The results leave us quite bullish. The net margin appears to be one of the biggest show-me stories of the stock (as shown by its wide impact on the target price). This also should not be surprising given the high leverage of the firm. It also speaks to the main point made in the last few articles - if the firm can repay its debt quickly, there is a huge potential for upside in the stock price. Currently it appears the market believes the net margin will soon be a very small fraction of what it is today (excluding the charges last quarter, we believe Roundy's low-end net income margin tends to run in the 0.8% range). If management can perform, the reward appears quite lucrative.

New Risk Considerations

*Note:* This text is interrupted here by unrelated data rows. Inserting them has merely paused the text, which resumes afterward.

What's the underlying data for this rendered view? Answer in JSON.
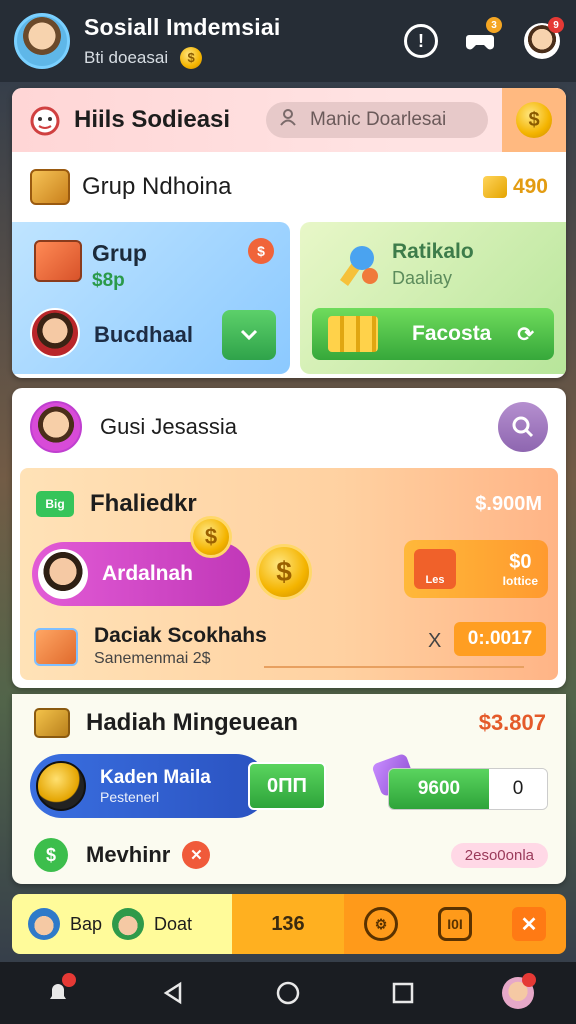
{
  "header": {
    "title": "Sosiall Imdemsiai",
    "subtitle": "Bti doeasai",
    "badges": [
      "3",
      "9"
    ]
  },
  "card1": {
    "title": "Hiils Sodieasi",
    "search_placeholder": "Manic Doarlesai",
    "group_label": "Grup Ndhoina",
    "group_amount": "490",
    "panelA": {
      "title": "Grup",
      "sub": "$8p",
      "badge": "$",
      "name": "Bucdhaal",
      "button_icon": "chevron-down-icon"
    },
    "panelB": {
      "title": "Ratikalo",
      "sub": "Daaliay",
      "button_label": "Facosta"
    }
  },
  "card2": {
    "title": "Gusi Jesassia",
    "row1_label": "Fhaliedkr",
    "row1_amount": "$.900M",
    "cash_icon_text": "Big",
    "pink_label": "Ardalnah",
    "coin_symbol": "$",
    "orange_icon_text": "Les",
    "orange_value": "$0",
    "orange_sub": "Iottice",
    "row3_label": "Daciak Scokhahs",
    "row3_sub": "Sanemenmai 2$",
    "row3_x": "X",
    "timer": "0:.0017"
  },
  "card3": {
    "title": "Hadiah Mingeuean",
    "amount": "$3.807",
    "blue_title": "Kaden Maila",
    "blue_sub": "Pestenerl",
    "green_btn": "0ΠΠ",
    "stepper_value": "9600",
    "stepper_count": "0",
    "bottom_label": "Mevhinr",
    "bottom_tag": "2eso0onla"
  },
  "actionbar": {
    "left_a": "Bap",
    "left_b": "Doat",
    "mid": "136",
    "icon2_text": "I0I",
    "close": "✕"
  },
  "colors": {
    "accent": "#ff9a1a",
    "green": "#36a83a",
    "pink": "#c138b8",
    "blue": "#2a52c0"
  }
}
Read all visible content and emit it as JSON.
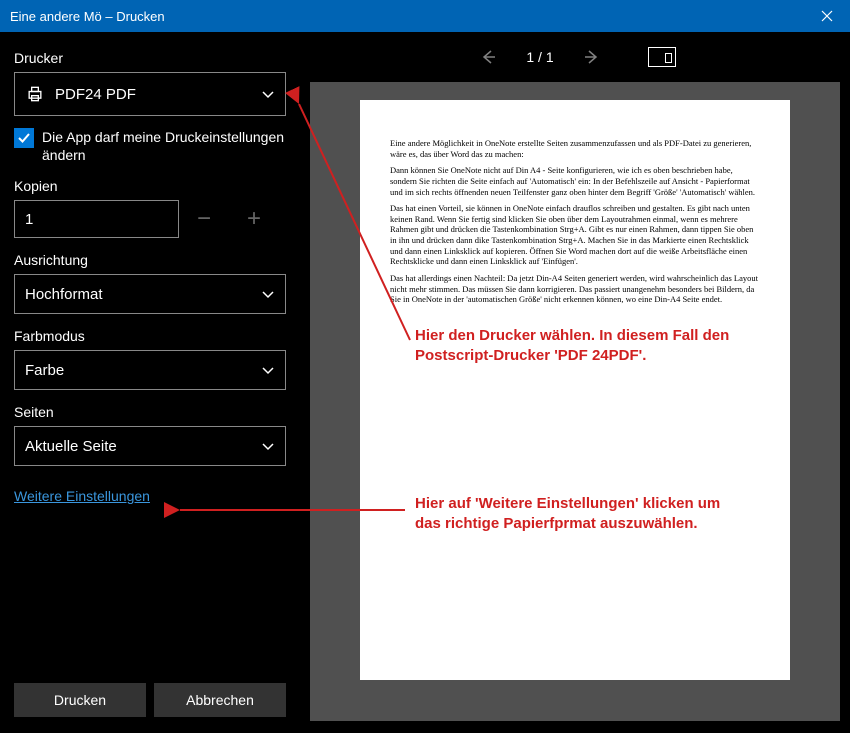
{
  "title": "Eine andere Mö – Drucken",
  "sidebar": {
    "printerLabel": "Drucker",
    "printerValue": "PDF24 PDF",
    "checkboxText": "Die App darf meine Druckeinstellungen ändern",
    "copiesLabel": "Kopien",
    "copiesValue": "1",
    "orientationLabel": "Ausrichtung",
    "orientationValue": "Hochformat",
    "colorLabel": "Farbmodus",
    "colorValue": "Farbe",
    "pagesLabel": "Seiten",
    "pagesValue": "Aktuelle Seite",
    "moreLink": "Weitere Einstellungen",
    "printBtn": "Drucken",
    "cancelBtn": "Abbrechen"
  },
  "previewBar": {
    "pageIndicator": "1  /  1"
  },
  "document": {
    "p1": "Eine andere Möglichkeit in OneNote erstellte Seiten zusammenzufassen und als PDF-Datei zu generieren, wäre es, das über Word das zu machen:",
    "p2": "Dann können Sie OneNote nicht auf Din A4 - Seite konfigurieren, wie ich es oben beschrieben habe, sondern Sie richten die Seite einfach auf 'Automatisch' ein: In der Befehlszeile auf Ansicht - Papierformat und im sich rechts öffnenden neuen Teilfenster ganz oben hinter dem Begriff 'Größe'  'Automatisch' wählen.",
    "p3": "Das hat einen Vorteil, sie können in OneNote einfach drauflos schreiben und gestalten. Es gibt nach unten keinen Rand. Wenn Sie fertig sind klicken Sie oben über dem Layoutrahmen einmal, wenn es mehrere Rahmen gibt und drücken die Tastenkombination Strg+A. Gibt es nur einen Rahmen, dann tippen Sie oben in ihn und drücken dann dike Tastenkombination Strg+A. Machen Sie in das Markierte einen Rechtsklick und dann einen Linksklick auf kopieren. Öffnen Sie Word machen dort auf die weiße Arbeitsfläche einen Rechtsklicke und dann einen Linksklick auf 'Einfügen'.",
    "p4": "Das hat allerdings einen Nachteil: Da jetzt Din-A4 Seiten generiert werden, wird wahrscheinlich das Layout nicht mehr stimmen. Das müssen Sie dann korrigieren. Das passiert unangenehm besonders bei Bildern, da Sie in OneNote in der 'automatischen Größe' nicht erkennen können, wo eine Din-A4 Seite endet."
  },
  "annotations": {
    "a1": "Hier den Drucker wählen. In diesem Fall den Postscript-Drucker 'PDF 24PDF'.",
    "a2": "Hier auf 'Weitere Einstellungen' klicken um das richtige Papierfprmat auszuwählen."
  }
}
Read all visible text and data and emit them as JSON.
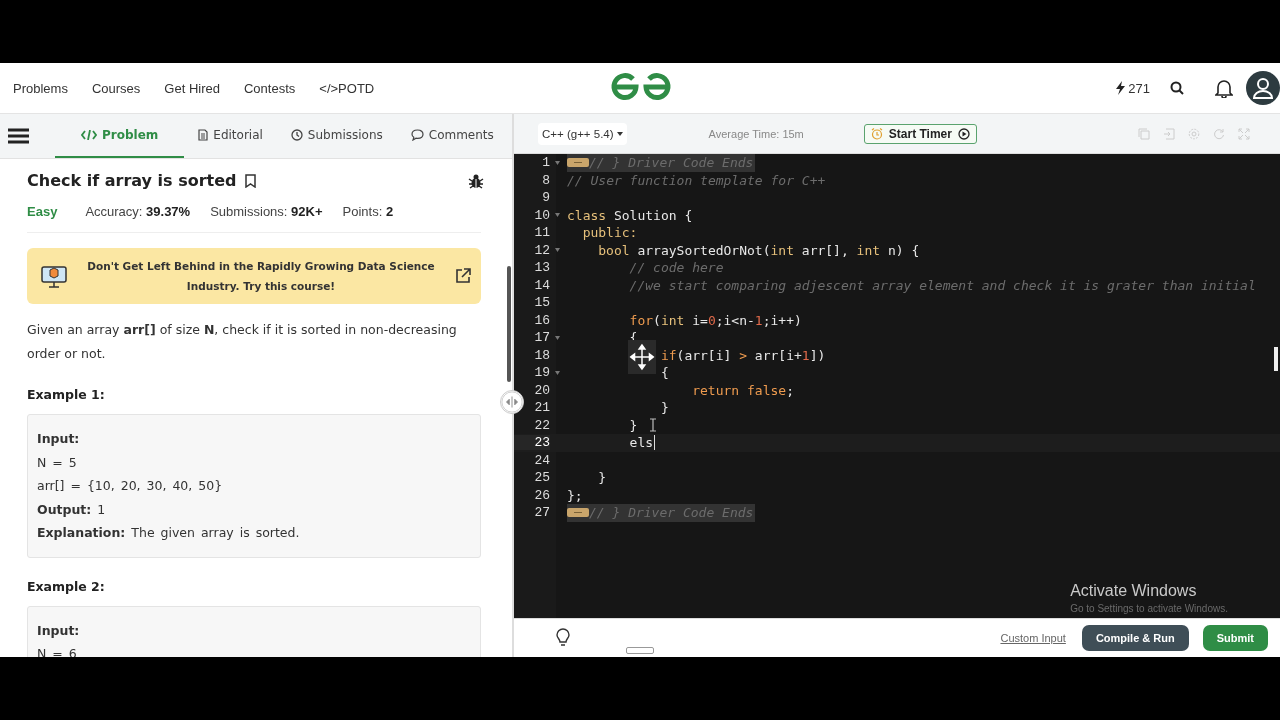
{
  "nav": {
    "links": [
      "Problems",
      "Courses",
      "Get Hired",
      "Contests",
      "</>POTD"
    ],
    "streak": "271"
  },
  "problem_tabs": [
    {
      "label": "Problem",
      "kind": "code",
      "selected": true
    },
    {
      "label": "Editorial",
      "kind": "document",
      "selected": false
    },
    {
      "label": "Submissions",
      "kind": "clock",
      "selected": false
    },
    {
      "label": "Comments",
      "kind": "comment",
      "selected": false
    }
  ],
  "problem": {
    "title": "Check if array is sorted",
    "difficulty": "Easy",
    "stats": [
      {
        "label": "Accuracy:",
        "value": "39.37%"
      },
      {
        "label": "Submissions:",
        "value": "92K+"
      },
      {
        "label": "Points:",
        "value": "2"
      }
    ],
    "banner": "Don't Get Left Behind in the Rapidly Growing Data Science Industry. Try this course!",
    "description": "Given an array **arr[]** of size **N**, check if it is sorted in non-decreasing order or not.",
    "examples": [
      {
        "title": "Example 1:",
        "lines": [
          "**Input:**",
          "N = 5",
          "arr[] = {10, 20, 30, 40, 50}",
          "**Output:** 1",
          "**Explanation:** The given array is sorted."
        ]
      },
      {
        "title": "Example 2:",
        "lines": [
          "**Input:**",
          "N = 6"
        ]
      }
    ]
  },
  "editor": {
    "language": "C++ (g++ 5.4)",
    "average_time": "Average Time: 15m",
    "timer_button": "Start Timer",
    "lines": [
      {
        "number": "1",
        "foldable": true,
        "folded": true,
        "active": false,
        "tokens": [
          {
            "kind": "comment",
            "text": "// } Driver Code Ends"
          }
        ]
      },
      {
        "number": "8",
        "foldable": false,
        "folded": false,
        "active": false,
        "tokens": [
          {
            "kind": "comment",
            "text": "// User function template for C++"
          }
        ]
      },
      {
        "number": "9",
        "foldable": false,
        "folded": false,
        "active": false
      },
      {
        "number": "10",
        "foldable": true,
        "folded": false,
        "active": false,
        "tokens": [
          {
            "kind": "keyword",
            "text": "class"
          },
          {
            "kind": "plain",
            "text": " Solution {"
          }
        ]
      },
      {
        "number": "11",
        "foldable": false,
        "folded": false,
        "active": false,
        "tokens": [
          {
            "kind": "keyword",
            "text": "  public:"
          }
        ]
      },
      {
        "number": "12",
        "foldable": true,
        "folded": false,
        "active": false,
        "tokens": [
          {
            "kind": "keyword",
            "text": "    bool"
          },
          {
            "kind": "plain",
            "text": " arraySortedOrNot("
          },
          {
            "kind": "keyword",
            "text": "int"
          },
          {
            "kind": "plain",
            "text": " arr[], "
          },
          {
            "kind": "keyword",
            "text": "int"
          },
          {
            "kind": "plain",
            "text": " n) {"
          }
        ]
      },
      {
        "number": "13",
        "foldable": false,
        "folded": false,
        "active": false,
        "tokens": [
          {
            "kind": "comment",
            "text": "        // code here"
          }
        ]
      },
      {
        "number": "14",
        "foldable": false,
        "folded": false,
        "active": false,
        "tokens": [
          {
            "kind": "comment",
            "text": "        //we start comparing adjescent array element and check it is grater than initial"
          }
        ]
      },
      {
        "number": "15",
        "foldable": false,
        "folded": false,
        "active": false
      },
      {
        "number": "16",
        "foldable": false,
        "folded": false,
        "active": false,
        "tokens": [
          {
            "kind": "control",
            "text": "        for"
          },
          {
            "kind": "plain",
            "text": "("
          },
          {
            "kind": "keyword",
            "text": "int"
          },
          {
            "kind": "plain",
            "text": " i="
          },
          {
            "kind": "number",
            "text": "0"
          },
          {
            "kind": "plain",
            "text": ";i<n-"
          },
          {
            "kind": "number",
            "text": "1"
          },
          {
            "kind": "plain",
            "text": ";i++)"
          }
        ]
      },
      {
        "number": "17",
        "foldable": true,
        "folded": false,
        "active": false,
        "tokens": [
          {
            "kind": "plain",
            "text": "        {"
          }
        ]
      },
      {
        "number": "18",
        "foldable": false,
        "folded": false,
        "active": false,
        "tokens": [
          {
            "kind": "control",
            "text": "            if"
          },
          {
            "kind": "plain",
            "text": "(arr[i] "
          },
          {
            "kind": "control",
            "text": ">"
          },
          {
            "kind": "plain",
            "text": " arr[i+"
          },
          {
            "kind": "number",
            "text": "1"
          },
          {
            "kind": "plain",
            "text": "])"
          }
        ]
      },
      {
        "number": "19",
        "foldable": true,
        "folded": false,
        "active": false,
        "tokens": [
          {
            "kind": "plain",
            "text": "            {"
          }
        ]
      },
      {
        "number": "20",
        "foldable": false,
        "folded": false,
        "active": false,
        "tokens": [
          {
            "kind": "control",
            "text": "                return"
          },
          {
            "kind": "control",
            "text": " false"
          },
          {
            "kind": "plain",
            "text": ";"
          }
        ]
      },
      {
        "number": "21",
        "foldable": false,
        "folded": false,
        "active": false,
        "tokens": [
          {
            "kind": "plain",
            "text": "            }"
          }
        ]
      },
      {
        "number": "22",
        "foldable": false,
        "folded": false,
        "active": false,
        "tokens": [
          {
            "kind": "plain",
            "text": "        }"
          }
        ]
      },
      {
        "number": "23",
        "foldable": false,
        "folded": false,
        "active": true,
        "tokens": [
          {
            "kind": "plain",
            "text": "        els"
          }
        ]
      },
      {
        "number": "24",
        "foldable": false,
        "folded": false,
        "active": false
      },
      {
        "number": "25",
        "foldable": false,
        "folded": false,
        "active": false,
        "tokens": [
          {
            "kind": "plain",
            "text": "    }"
          }
        ]
      },
      {
        "number": "26",
        "foldable": false,
        "folded": false,
        "active": false,
        "tokens": [
          {
            "kind": "plain",
            "text": "};"
          }
        ]
      },
      {
        "number": "27",
        "foldable": false,
        "folded": true,
        "active": false,
        "tokens": [
          {
            "kind": "comment",
            "text": "// } Driver Code Ends"
          }
        ]
      }
    ]
  },
  "os_notice": {
    "title": "Activate Windows",
    "subtitle": "Go to Settings to activate Windows."
  },
  "footer": {
    "custom_input": "Custom Input",
    "compile": "Compile & Run",
    "submit": "Submit"
  }
}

Eleven stores at once is a lot, particularly since the Mariano's concept is still small and relatively new. We can't be sure they can execute such a large acquisition on time. However, we know Mariano's has already assumed two Dominick's stores in the past and each has proved to be a successful transition. We also know the real estate are generally in demographically favorable areas. As an added bonus, many executives at Roundy's, including the CEO, were once part of Dominick's management team and are very familiar with its operations.

Leverage is a double-edged sword and in this case it is no different. Including operating lease obligations, Roundy's is likely to have well north of $3 billion in leverage (making assumptions about the pro forma facility). Supermarket margins are razor-thin no matter which chain it is. Roundy's must execute the Mariano's concept effectively and in proper time.

Disclosure: I am long RNDY. I wrote this article myself, and it expresses my own opinions. I am not receiving compensation for it (other than from Seeking Alpha). I have no business relationship with any company whose stock is mentioned in this article.

Additional disclosure: I put my money where my mouth is.